Problem to solve. If a record holds a picture, drop the picture and repeat everything else word for word.

(Given entries Opens)

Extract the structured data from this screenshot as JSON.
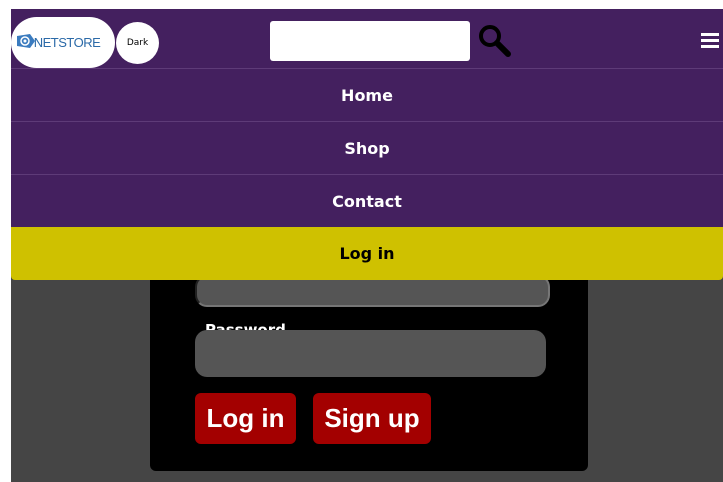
{
  "header": {
    "logo_text": "NETSTORE",
    "theme_toggle_label": "Dark",
    "search": {
      "value": "",
      "placeholder": ""
    }
  },
  "menu": {
    "items": [
      {
        "label": "Home",
        "active": false
      },
      {
        "label": "Shop",
        "active": false
      },
      {
        "label": "Contact",
        "active": false
      },
      {
        "label": "Log in",
        "active": true
      }
    ]
  },
  "login_form": {
    "username": {
      "value": ""
    },
    "password_label": "Password",
    "password": {
      "value": ""
    },
    "login_button": "Log in",
    "signup_button": "Sign up"
  },
  "colors": {
    "header_bg": "#44205f",
    "active_menu_bg": "#cfc100",
    "page_bg": "#454545",
    "card_bg": "#000000",
    "button_bg": "#a30000"
  },
  "icons": [
    "search-icon",
    "hamburger-menu-icon",
    "logo-at-icon"
  ]
}
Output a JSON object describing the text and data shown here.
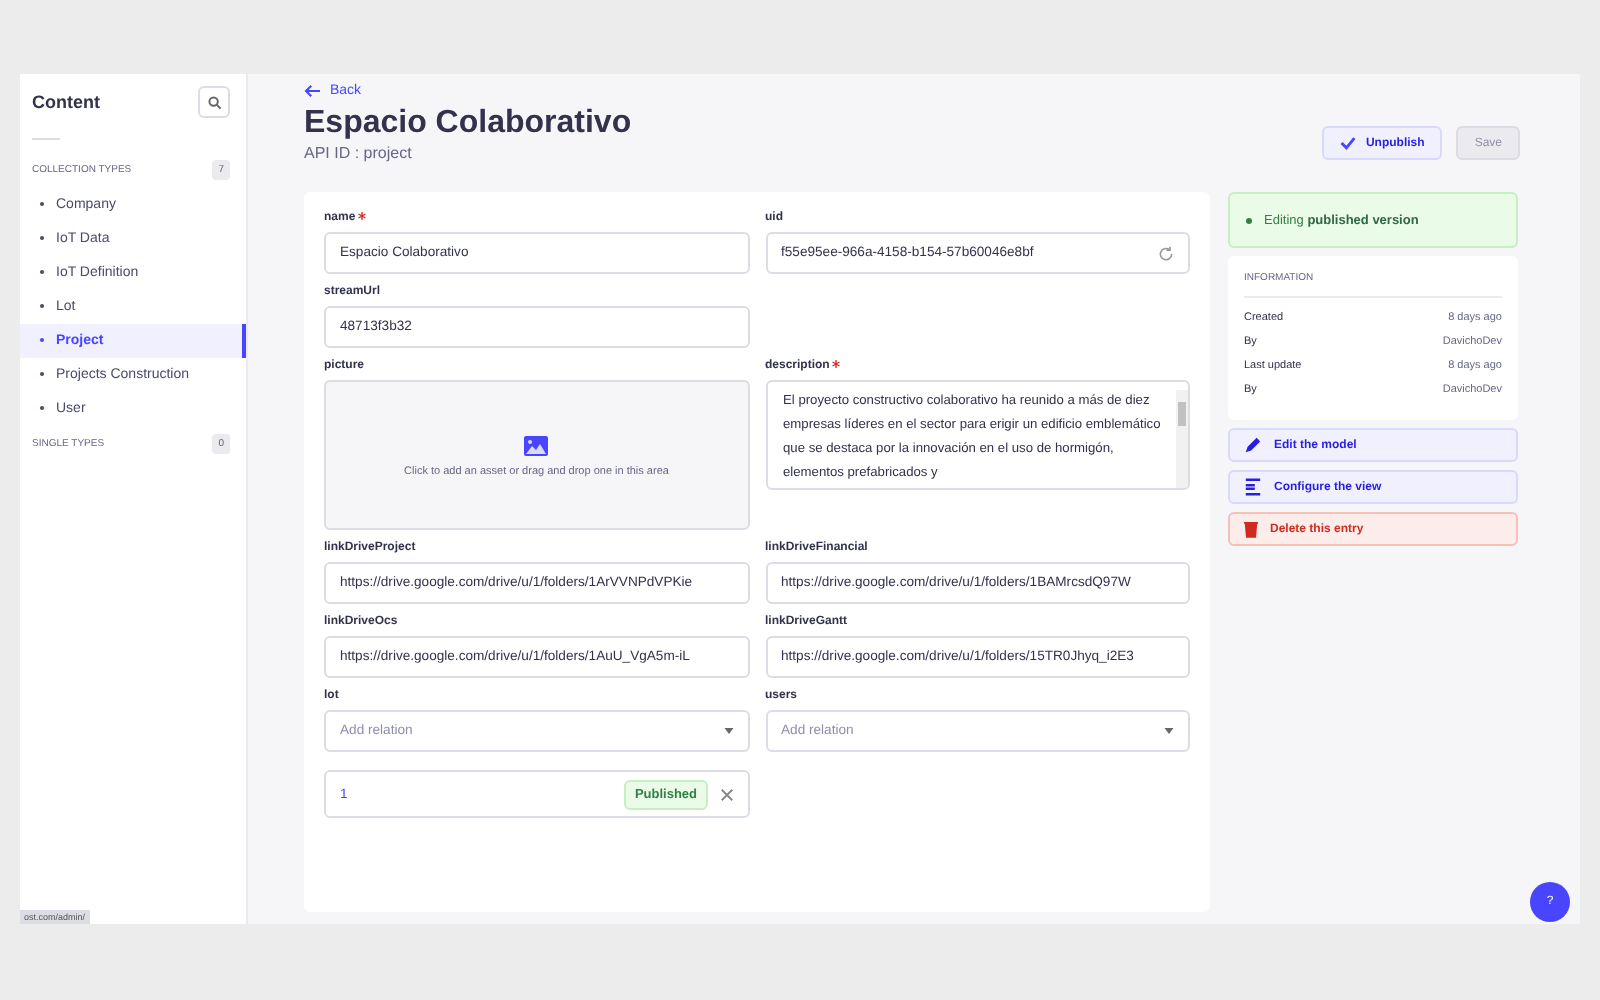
{
  "sidebar": {
    "title": "Content",
    "sections": [
      {
        "label": "COLLECTION TYPES",
        "count": "7",
        "items": [
          {
            "label": "Company",
            "selected": false
          },
          {
            "label": "IoT Data",
            "selected": false
          },
          {
            "label": "IoT Definition",
            "selected": false
          },
          {
            "label": "Lot",
            "selected": false
          },
          {
            "label": "Project",
            "selected": true
          },
          {
            "label": "Projects Construction",
            "selected": false
          },
          {
            "label": "User",
            "selected": false
          }
        ]
      },
      {
        "label": "SINGLE TYPES",
        "count": "0"
      }
    ]
  },
  "status_url": "ost.com/admin/",
  "header": {
    "back": "Back",
    "title": "Espacio Colaborativo",
    "subtitle": "API ID : project",
    "buttons": [
      {
        "label": "Unpublish",
        "kind": "primary"
      },
      {
        "label": "Save",
        "kind": "disabled"
      }
    ]
  },
  "fields": [
    {
      "label": "name",
      "required": true,
      "kind": "text",
      "value": "Espacio Colaborativo"
    },
    {
      "label": "uid",
      "required": false,
      "kind": "uid",
      "value": "f55e95ee-966a-4158-b154-57b60046e8bf"
    },
    {
      "label": "streamUrl",
      "required": false,
      "kind": "text",
      "value": "48713f3b32"
    },
    {
      "label": "picture",
      "required": false,
      "kind": "media",
      "placeholder": "Click to add an asset or drag and drop one in this area"
    },
    {
      "label": "description",
      "required": true,
      "kind": "textarea",
      "value": "El proyecto constructivo colaborativo ha reunido a más de diez empresas líderes en el sector para erigir un edificio emblemático que se destaca por la innovación en el uso de hormigón, elementos prefabricados y"
    },
    {
      "label": "linkDriveProject",
      "required": false,
      "kind": "text",
      "value": "https://drive.google.com/drive/u/1/folders/1ArVVNPdVPKie"
    },
    {
      "label": "linkDriveFinancial",
      "required": false,
      "kind": "text",
      "value": "https://drive.google.com/drive/u/1/folders/1BAMrcsdQ97W"
    },
    {
      "label": "linkDriveOcs",
      "required": false,
      "kind": "text",
      "value": "https://drive.google.com/drive/u/1/folders/1AuU_VgA5m-iL"
    },
    {
      "label": "linkDriveGantt",
      "required": false,
      "kind": "text",
      "value": "https://drive.google.com/drive/u/1/folders/15TR0Jhyq_i2E3"
    },
    {
      "label": "lot",
      "required": false,
      "kind": "relation",
      "placeholder": "Add relation",
      "related": [
        {
          "name": "1",
          "status": "Published"
        }
      ]
    },
    {
      "label": "users",
      "required": false,
      "kind": "relation",
      "placeholder": "Add relation"
    }
  ],
  "status_panel": {
    "text": "Editing **published version**"
  },
  "information": {
    "title": "INFORMATION",
    "rows": [
      {
        "label": "Created",
        "value": "8 days ago"
      },
      {
        "label": "By",
        "value": "DavichoDev"
      },
      {
        "label": "Last update",
        "value": "8 days ago"
      },
      {
        "label": "By",
        "value": "DavichoDev"
      }
    ]
  },
  "actions": [
    {
      "label": "Edit the model",
      "kind": "edit"
    },
    {
      "label": "Configure the view",
      "kind": "configure"
    },
    {
      "label": "Delete this entry",
      "kind": "delete"
    }
  ],
  "help_button": {
    "label": "?"
  }
}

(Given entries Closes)

Output for this task.
Extract the structured data from this screenshot as JSON.
{
  "header": {
    "logo_text": "NETSTORE",
    "theme_toggle_label": "Dark",
    "search": {
      "value": "",
      "placeholder": ""
    }
  },
  "menu": {
    "items": [
      {
        "label": "Home",
        "active": false
      },
      {
        "label": "Shop",
        "active": false
      },
      {
        "label": "Contact",
        "active": false
      },
      {
        "label": "Log in",
        "active": true
      }
    ]
  },
  "login_form": {
    "username": {
      "value": ""
    },
    "password_label": "Password",
    "password": {
      "value": ""
    },
    "login_button": "Log in",
    "signup_button": "Sign up"
  },
  "colors": {
    "header_bg": "#44205f",
    "active_menu_bg": "#cfc100",
    "page_bg": "#454545",
    "card_bg": "#000000",
    "button_bg": "#a30000"
  },
  "icons": [
    "search-icon",
    "hamburger-menu-icon",
    "logo-at-icon"
  ]
}
Output a JSON object describing the text and data shown here.
{
  "sidebar": {
    "title": "Content",
    "sections": [
      {
        "label": "COLLECTION TYPES",
        "count": "7",
        "items": [
          {
            "label": "Company",
            "selected": false
          },
          {
            "label": "IoT Data",
            "selected": false
          },
          {
            "label": "IoT Definition",
            "selected": false
          },
          {
            "label": "Lot",
            "selected": false
          },
          {
            "label": "Project",
            "selected": true
          },
          {
            "label": "Projects Construction",
            "selected": false
          },
          {
            "label": "User",
            "selected": false
          }
        ]
      },
      {
        "label": "SINGLE TYPES",
        "count": "0"
      }
    ]
  },
  "status_url": "ost.com/admin/",
  "header": {
    "back": "Back",
    "title": "Espacio Colaborativo",
    "subtitle": "API ID : project",
    "buttons": [
      {
        "label": "Unpublish",
        "kind": "primary"
      },
      {
        "label": "Save",
        "kind": "disabled"
      }
    ]
  },
  "fields": [
    {
      "label": "name",
      "required": true,
      "kind": "text",
      "value": "Espacio Colaborativo"
    },
    {
      "label": "uid",
      "required": false,
      "kind": "uid",
      "value": "f55e95ee-966a-4158-b154-57b60046e8bf"
    },
    {
      "label": "streamUrl",
      "required": false,
      "kind": "text",
      "value": "48713f3b32"
    },
    {
      "label": "picture",
      "required": false,
      "kind": "media",
      "placeholder": "Click to add an asset or drag and drop one in this area"
    },
    {
      "label": "description",
      "required": true,
      "kind": "textarea",
      "value": "El proyecto constructivo colaborativo ha reunido a más de diez empresas líderes en el sector para erigir un edificio emblemático que se destaca por la innovación en el uso de hormigón, elementos prefabricados y"
    },
    {
      "label": "linkDriveProject",
      "required": false,
      "kind": "text",
      "value": "https://drive.google.com/drive/u/1/folders/1ArVVNPdVPKie"
    },
    {
      "label": "linkDriveFinancial",
      "required": false,
      "kind": "text",
      "value": "https://drive.google.com/drive/u/1/folders/1BAMrcsdQ97W"
    },
    {
      "label": "linkDriveOcs",
      "required": false,
      "kind": "text",
      "value": "https://drive.google.com/drive/u/1/folders/1AuU_VgA5m-iL"
    },
    {
      "label": "linkDriveGantt",
      "required": false,
      "kind": "text",
      "value": "https://drive.google.com/drive/u/1/folders/15TR0Jhyq_i2E3"
    },
    {
      "label": "lot",
      "required": false,
      "kind": "relation",
      "placeholder": "Add relation",
      "related": [
        {
          "name": "1",
          "status": "Published"
        }
      ]
    },
    {
      "label": "users",
      "required": false,
      "kind": "relation",
      "placeholder": "Add relation"
    }
  ],
  "status_panel": {
    "text": "Editing **published version**"
  },
  "information": {
    "title": "INFORMATION",
    "rows": [
      {
        "label": "Created",
        "value": "8 days ago"
      },
      {
        "label": "By",
        "value": "DavichoDev"
      },
      {
        "label": "Last update",
        "value": "8 days ago"
      },
      {
        "label": "By",
        "value": "DavichoDev"
      }
    ]
  },
  "actions": [
    {
      "label": "Edit the model",
      "kind": "edit"
    },
    {
      "label": "Configure the view",
      "kind": "configure"
    },
    {
      "label": "Delete this entry",
      "kind": "delete"
    }
  ],
  "help_button": {
    "label": "?"
  }
}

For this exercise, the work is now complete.